(What the exercise asks): The result should be every line in the material below containing the string "flag".

______________________________

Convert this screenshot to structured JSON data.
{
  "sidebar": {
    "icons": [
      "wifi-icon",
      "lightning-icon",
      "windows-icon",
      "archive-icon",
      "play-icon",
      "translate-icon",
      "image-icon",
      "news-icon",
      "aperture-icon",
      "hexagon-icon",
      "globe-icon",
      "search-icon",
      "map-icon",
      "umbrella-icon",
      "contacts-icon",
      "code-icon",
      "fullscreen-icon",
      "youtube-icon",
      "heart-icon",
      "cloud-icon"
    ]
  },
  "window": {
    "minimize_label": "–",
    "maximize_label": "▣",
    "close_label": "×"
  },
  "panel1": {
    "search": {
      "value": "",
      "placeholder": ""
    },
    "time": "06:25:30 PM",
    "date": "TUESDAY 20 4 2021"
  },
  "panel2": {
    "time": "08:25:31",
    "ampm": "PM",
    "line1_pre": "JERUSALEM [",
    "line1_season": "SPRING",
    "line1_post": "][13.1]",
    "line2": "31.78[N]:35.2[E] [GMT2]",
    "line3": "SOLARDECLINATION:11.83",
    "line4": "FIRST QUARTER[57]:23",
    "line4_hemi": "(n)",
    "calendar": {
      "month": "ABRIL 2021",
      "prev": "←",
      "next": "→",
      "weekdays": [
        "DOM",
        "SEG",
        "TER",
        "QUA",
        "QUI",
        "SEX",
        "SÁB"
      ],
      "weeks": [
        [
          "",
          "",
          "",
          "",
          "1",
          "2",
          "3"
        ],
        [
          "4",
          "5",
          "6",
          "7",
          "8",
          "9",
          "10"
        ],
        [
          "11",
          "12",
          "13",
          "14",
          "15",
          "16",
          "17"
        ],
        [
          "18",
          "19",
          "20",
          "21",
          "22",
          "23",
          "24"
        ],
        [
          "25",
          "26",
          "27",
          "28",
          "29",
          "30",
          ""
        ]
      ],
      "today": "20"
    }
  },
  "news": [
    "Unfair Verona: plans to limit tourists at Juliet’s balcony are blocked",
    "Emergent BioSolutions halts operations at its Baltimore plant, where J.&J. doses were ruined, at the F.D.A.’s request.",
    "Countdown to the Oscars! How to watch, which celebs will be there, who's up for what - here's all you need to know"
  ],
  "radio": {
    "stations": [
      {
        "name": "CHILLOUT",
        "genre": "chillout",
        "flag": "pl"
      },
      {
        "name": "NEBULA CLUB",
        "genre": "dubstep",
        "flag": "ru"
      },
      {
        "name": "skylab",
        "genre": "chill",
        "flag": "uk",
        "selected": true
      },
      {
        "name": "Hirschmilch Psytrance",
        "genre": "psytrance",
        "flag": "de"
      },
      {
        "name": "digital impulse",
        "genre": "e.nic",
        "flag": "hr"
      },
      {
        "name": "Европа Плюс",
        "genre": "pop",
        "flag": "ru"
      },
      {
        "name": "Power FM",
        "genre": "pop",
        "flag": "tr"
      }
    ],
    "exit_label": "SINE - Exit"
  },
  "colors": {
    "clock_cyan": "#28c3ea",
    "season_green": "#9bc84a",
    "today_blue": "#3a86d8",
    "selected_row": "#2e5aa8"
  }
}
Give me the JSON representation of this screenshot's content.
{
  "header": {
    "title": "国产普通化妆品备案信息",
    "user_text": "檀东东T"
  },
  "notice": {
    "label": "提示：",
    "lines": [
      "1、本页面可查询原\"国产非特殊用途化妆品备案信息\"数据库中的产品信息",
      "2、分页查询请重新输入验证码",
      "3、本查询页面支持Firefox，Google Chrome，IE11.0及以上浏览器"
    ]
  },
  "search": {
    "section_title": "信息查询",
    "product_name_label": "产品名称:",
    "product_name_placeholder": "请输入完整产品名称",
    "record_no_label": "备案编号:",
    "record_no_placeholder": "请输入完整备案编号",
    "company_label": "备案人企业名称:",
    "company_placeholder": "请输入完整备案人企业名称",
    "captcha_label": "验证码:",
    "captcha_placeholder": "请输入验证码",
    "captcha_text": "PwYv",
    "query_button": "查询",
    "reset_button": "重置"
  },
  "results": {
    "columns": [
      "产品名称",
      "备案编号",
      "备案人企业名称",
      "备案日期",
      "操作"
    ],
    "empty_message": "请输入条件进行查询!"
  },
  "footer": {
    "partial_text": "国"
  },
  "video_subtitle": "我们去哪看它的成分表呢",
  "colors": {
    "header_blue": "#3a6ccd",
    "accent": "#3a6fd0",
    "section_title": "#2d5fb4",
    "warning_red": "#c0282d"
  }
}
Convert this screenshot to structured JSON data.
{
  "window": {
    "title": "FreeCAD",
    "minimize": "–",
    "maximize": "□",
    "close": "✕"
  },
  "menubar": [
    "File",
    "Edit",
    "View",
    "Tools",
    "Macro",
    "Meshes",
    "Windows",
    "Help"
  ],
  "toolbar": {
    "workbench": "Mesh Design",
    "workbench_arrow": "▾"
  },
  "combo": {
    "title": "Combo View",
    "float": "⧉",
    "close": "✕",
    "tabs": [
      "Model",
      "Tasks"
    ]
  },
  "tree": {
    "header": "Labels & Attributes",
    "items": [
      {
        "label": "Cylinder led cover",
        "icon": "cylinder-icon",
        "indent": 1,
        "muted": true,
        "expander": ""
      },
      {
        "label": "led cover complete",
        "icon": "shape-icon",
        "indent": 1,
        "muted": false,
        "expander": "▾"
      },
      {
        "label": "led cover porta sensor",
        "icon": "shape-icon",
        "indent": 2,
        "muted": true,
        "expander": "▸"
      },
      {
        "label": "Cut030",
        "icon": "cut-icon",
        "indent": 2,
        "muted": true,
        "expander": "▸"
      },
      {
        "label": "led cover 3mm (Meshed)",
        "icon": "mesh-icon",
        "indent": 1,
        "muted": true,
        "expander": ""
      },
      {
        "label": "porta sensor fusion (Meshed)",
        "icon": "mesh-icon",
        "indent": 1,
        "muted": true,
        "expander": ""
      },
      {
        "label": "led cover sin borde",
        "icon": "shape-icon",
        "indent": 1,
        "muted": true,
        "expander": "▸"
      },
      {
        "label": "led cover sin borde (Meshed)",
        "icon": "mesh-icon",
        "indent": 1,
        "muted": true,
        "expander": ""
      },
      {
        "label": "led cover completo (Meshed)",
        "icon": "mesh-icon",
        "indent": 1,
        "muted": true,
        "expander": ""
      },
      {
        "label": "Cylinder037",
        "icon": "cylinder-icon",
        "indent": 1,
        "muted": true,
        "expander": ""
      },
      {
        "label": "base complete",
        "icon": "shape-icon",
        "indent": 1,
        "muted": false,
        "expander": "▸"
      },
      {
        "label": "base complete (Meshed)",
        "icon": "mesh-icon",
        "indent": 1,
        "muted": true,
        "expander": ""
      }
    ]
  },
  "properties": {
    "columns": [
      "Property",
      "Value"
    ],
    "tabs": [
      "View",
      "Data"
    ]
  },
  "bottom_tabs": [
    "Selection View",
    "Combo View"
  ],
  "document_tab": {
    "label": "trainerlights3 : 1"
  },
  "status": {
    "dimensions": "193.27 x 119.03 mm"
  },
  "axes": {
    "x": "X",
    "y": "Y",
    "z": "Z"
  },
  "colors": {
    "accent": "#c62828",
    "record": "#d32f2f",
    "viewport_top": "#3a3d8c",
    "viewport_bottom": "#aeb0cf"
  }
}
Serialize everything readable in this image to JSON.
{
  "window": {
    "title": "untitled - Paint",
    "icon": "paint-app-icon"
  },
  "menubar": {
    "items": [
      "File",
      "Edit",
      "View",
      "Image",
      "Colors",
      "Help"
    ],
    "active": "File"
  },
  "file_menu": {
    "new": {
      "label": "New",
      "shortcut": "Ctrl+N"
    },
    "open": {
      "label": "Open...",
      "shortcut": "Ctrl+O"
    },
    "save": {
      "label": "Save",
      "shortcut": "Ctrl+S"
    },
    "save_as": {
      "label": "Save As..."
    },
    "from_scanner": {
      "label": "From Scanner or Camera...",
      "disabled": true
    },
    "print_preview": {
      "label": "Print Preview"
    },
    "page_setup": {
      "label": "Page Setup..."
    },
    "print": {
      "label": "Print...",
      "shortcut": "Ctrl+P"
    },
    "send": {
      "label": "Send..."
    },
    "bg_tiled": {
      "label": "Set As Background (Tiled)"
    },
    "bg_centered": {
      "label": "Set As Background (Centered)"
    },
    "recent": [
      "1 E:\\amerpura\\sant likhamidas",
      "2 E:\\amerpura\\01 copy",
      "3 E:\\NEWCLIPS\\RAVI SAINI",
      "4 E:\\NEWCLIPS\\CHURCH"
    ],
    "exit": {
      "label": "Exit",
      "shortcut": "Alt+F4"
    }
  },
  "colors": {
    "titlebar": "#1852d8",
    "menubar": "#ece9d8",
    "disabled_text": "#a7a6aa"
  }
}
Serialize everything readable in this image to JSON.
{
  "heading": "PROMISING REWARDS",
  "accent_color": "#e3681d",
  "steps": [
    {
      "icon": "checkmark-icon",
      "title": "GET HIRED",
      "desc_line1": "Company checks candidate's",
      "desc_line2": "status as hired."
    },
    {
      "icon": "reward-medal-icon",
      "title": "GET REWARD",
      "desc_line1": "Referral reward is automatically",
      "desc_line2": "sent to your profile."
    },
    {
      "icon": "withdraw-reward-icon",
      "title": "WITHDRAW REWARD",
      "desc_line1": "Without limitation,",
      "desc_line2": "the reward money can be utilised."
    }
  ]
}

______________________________

(Answer section):
        "flag": "pl"
        "flag": "ru"
        "flag": "uk",
        "flag": "de"
        "flag": "hr"
        "flag": "ru"
        "flag": "tr"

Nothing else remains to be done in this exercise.